[Entries from a dataset of interfaces]
== == ==

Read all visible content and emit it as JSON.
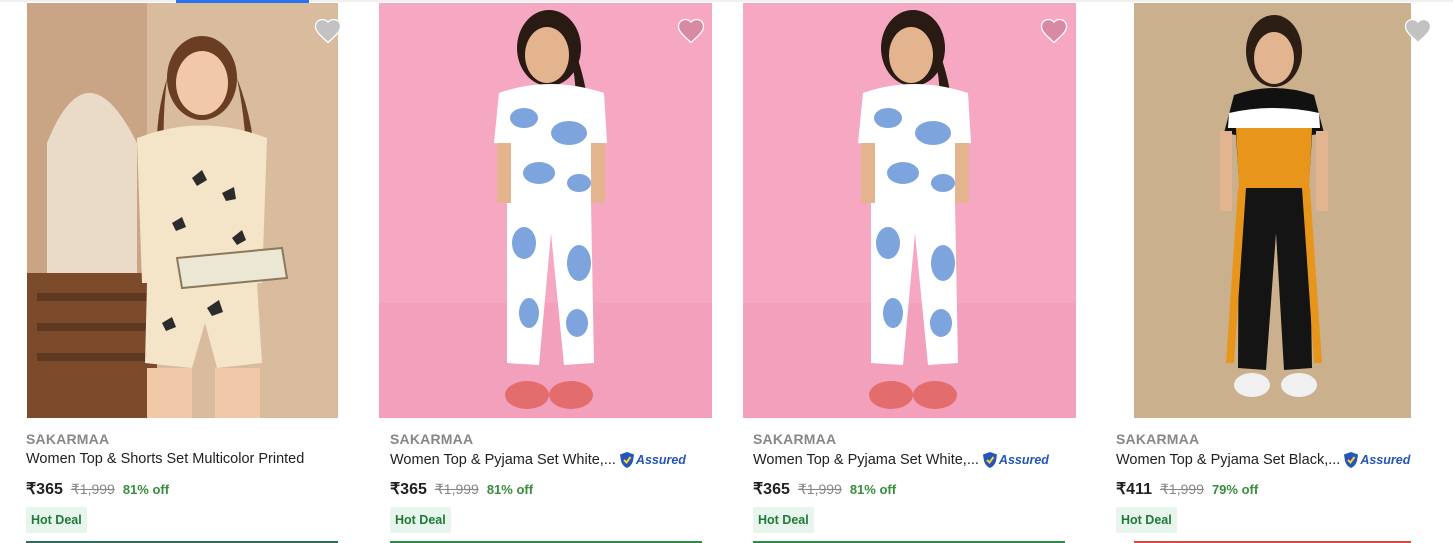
{
  "products": [
    {
      "brand": "SAKARMAA",
      "title": "Women Top & Shorts Set Multicolor Printed",
      "assured": false,
      "price": "₹365",
      "mrp": "₹1,999",
      "discount": "81% off",
      "badge": "Hot Deal",
      "wishlist_icon": "heart-icon",
      "image_bg": "#d8b89a"
    },
    {
      "brand": "SAKARMAA",
      "title": "Women Top & Pyjama Set White,...",
      "assured": true,
      "assured_label": "Assured",
      "price": "₹365",
      "mrp": "₹1,999",
      "discount": "81% off",
      "badge": "Hot Deal",
      "wishlist_icon": "heart-icon",
      "image_bg": "#f5a5c0"
    },
    {
      "brand": "SAKARMAA",
      "title": "Women Top & Pyjama Set White,...",
      "assured": true,
      "assured_label": "Assured",
      "price": "₹365",
      "mrp": "₹1,999",
      "discount": "81% off",
      "badge": "Hot Deal",
      "wishlist_icon": "heart-icon",
      "image_bg": "#f5a5c0"
    },
    {
      "brand": "SAKARMAA",
      "title": "Women Top & Pyjama Set Black,...",
      "assured": true,
      "assured_label": "Assured",
      "price": "₹411",
      "mrp": "₹1,999",
      "discount": "79% off",
      "badge": "Hot Deal",
      "wishlist_icon": "heart-icon",
      "image_bg": "#c9ad8a"
    }
  ],
  "colors": {
    "accent": "#2874f0",
    "discount": "#388e3c",
    "badge_bg": "#e8f5ec",
    "assured": "#2455b8"
  }
}
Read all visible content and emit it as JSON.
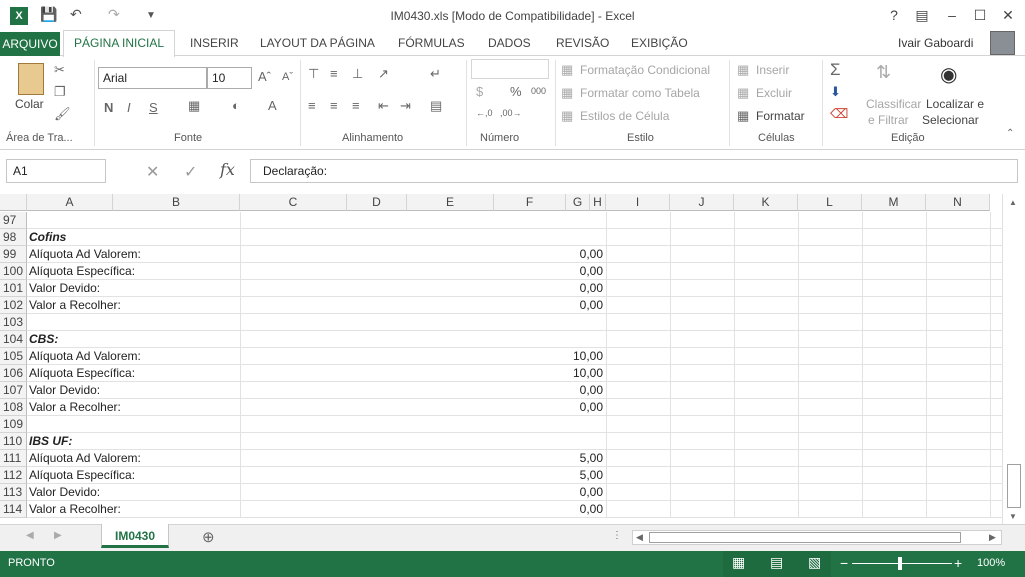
{
  "window": {
    "title": "IM0430.xls  [Modo de Compatibilidade] - Excel",
    "help": "?",
    "user": "Ivair Gaboardi"
  },
  "tabs": {
    "file": "ARQUIVO",
    "home": "PÁGINA INICIAL",
    "items": [
      "INSERIR",
      "LAYOUT DA PÁGINA",
      "FÓRMULAS",
      "DADOS",
      "REVISÃO",
      "EXIBIÇÃO"
    ]
  },
  "ribbon": {
    "paste": "Colar",
    "font_name": "Arial",
    "font_size": "10",
    "bold": "N",
    "italic": "I",
    "underline": "S",
    "cond_format": "Formatação Condicional",
    "format_table": "Formatar como Tabela",
    "cell_styles": "Estilos de Célula",
    "insert": "Inserir",
    "delete": "Excluir",
    "format": "Formatar",
    "sort_filter_1": "Classificar",
    "sort_filter_2": "e Filtrar",
    "find_1": "Localizar e",
    "find_2": "Selecionar",
    "groups": [
      "Área de Tra...",
      "Fonte",
      "Alinhamento",
      "Número",
      "Estilo",
      "Células",
      "Edição"
    ]
  },
  "formula_bar": {
    "name_box": "A1",
    "fx": "fx",
    "content": "Declaração:"
  },
  "grid": {
    "columns": [
      "A",
      "B",
      "C",
      "D",
      "E",
      "F",
      "G",
      "H",
      "I",
      "J",
      "K",
      "L",
      "M",
      "N"
    ],
    "rows": [
      {
        "num": "97",
        "label": "",
        "value": "",
        "bold": false
      },
      {
        "num": "98",
        "label": "Cofins",
        "value": "",
        "bold": true
      },
      {
        "num": "99",
        "label": "Alíquota Ad Valorem:",
        "value": "0,00",
        "bold": false
      },
      {
        "num": "100",
        "label": "Alíquota Específica:",
        "value": "0,00",
        "bold": false
      },
      {
        "num": "101",
        "label": "Valor Devido:",
        "value": "0,00",
        "bold": false
      },
      {
        "num": "102",
        "label": "Valor a Recolher:",
        "value": "0,00",
        "bold": false
      },
      {
        "num": "103",
        "label": "",
        "value": "",
        "bold": false
      },
      {
        "num": "104",
        "label": "CBS:",
        "value": "",
        "bold": true
      },
      {
        "num": "105",
        "label": "Alíquota Ad Valorem:",
        "value": "10,00",
        "bold": false
      },
      {
        "num": "106",
        "label": "Alíquota Específica:",
        "value": "10,00",
        "bold": false
      },
      {
        "num": "107",
        "label": "Valor Devido:",
        "value": "0,00",
        "bold": false
      },
      {
        "num": "108",
        "label": "Valor a Recolher:",
        "value": "0,00",
        "bold": false
      },
      {
        "num": "109",
        "label": "",
        "value": "",
        "bold": false
      },
      {
        "num": "110",
        "label": "IBS UF:",
        "value": "",
        "bold": true
      },
      {
        "num": "111",
        "label": "Alíquota Ad Valorem:",
        "value": "5,00",
        "bold": false
      },
      {
        "num": "112",
        "label": "Alíquota Específica:",
        "value": "5,00",
        "bold": false
      },
      {
        "num": "113",
        "label": "Valor Devido:",
        "value": "0,00",
        "bold": false
      },
      {
        "num": "114",
        "label": "Valor a Recolher:",
        "value": "0,00",
        "bold": false
      }
    ]
  },
  "sheets": {
    "active": "IM0430"
  },
  "status": {
    "mode": "PRONTO",
    "zoom": "100%"
  },
  "colors": {
    "accent": "#217346"
  }
}
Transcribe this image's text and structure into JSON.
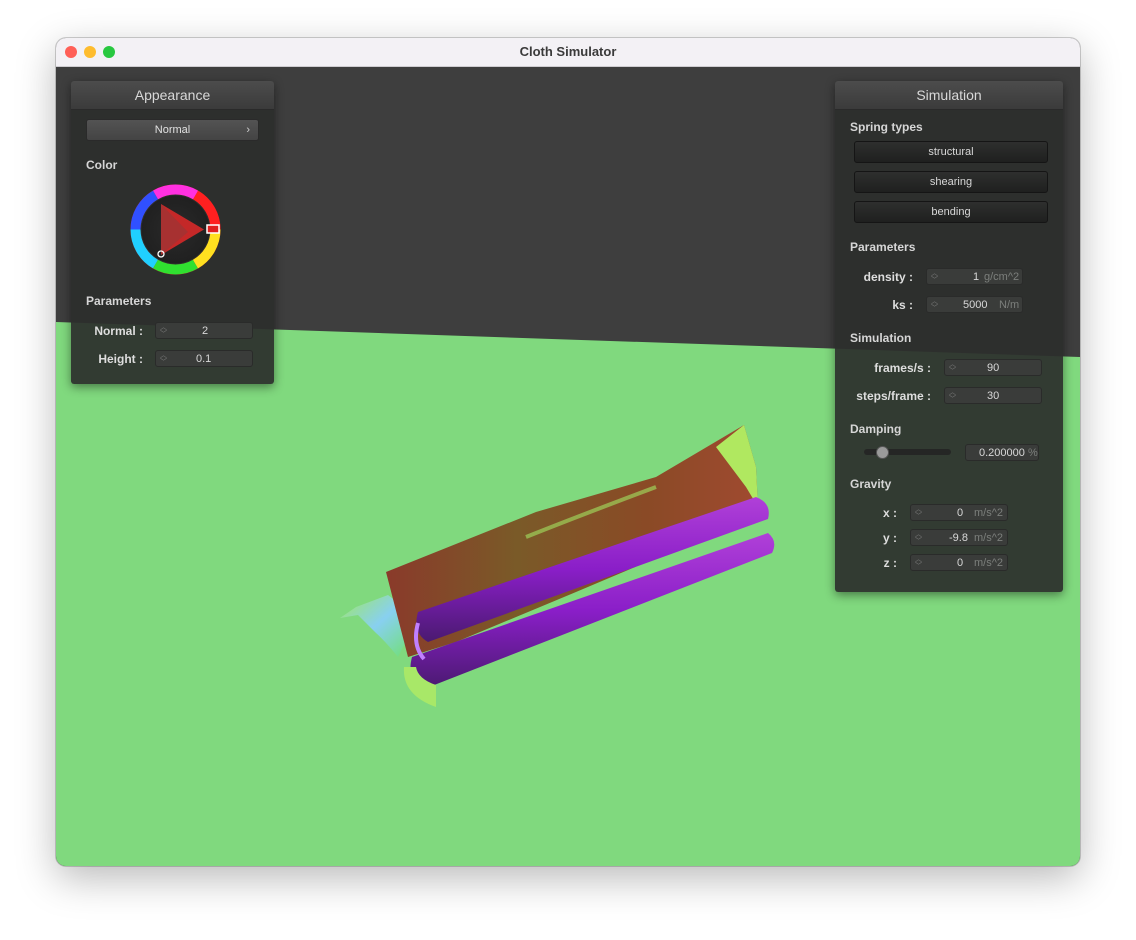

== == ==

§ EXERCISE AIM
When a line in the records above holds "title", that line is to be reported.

§ REPLY TO THE TASK
      "title": "Women Top & Shorts Set Multicolor Printed",
      "title": "Women Top & Pyjama Set White,...",
      "title": "Women Top & Pyjama Set White,...",
      "title": "Women Top & Pyjama Set Black,...",
    "title": "IM0430.xls  [Modo de Compatibilidade] - Excel",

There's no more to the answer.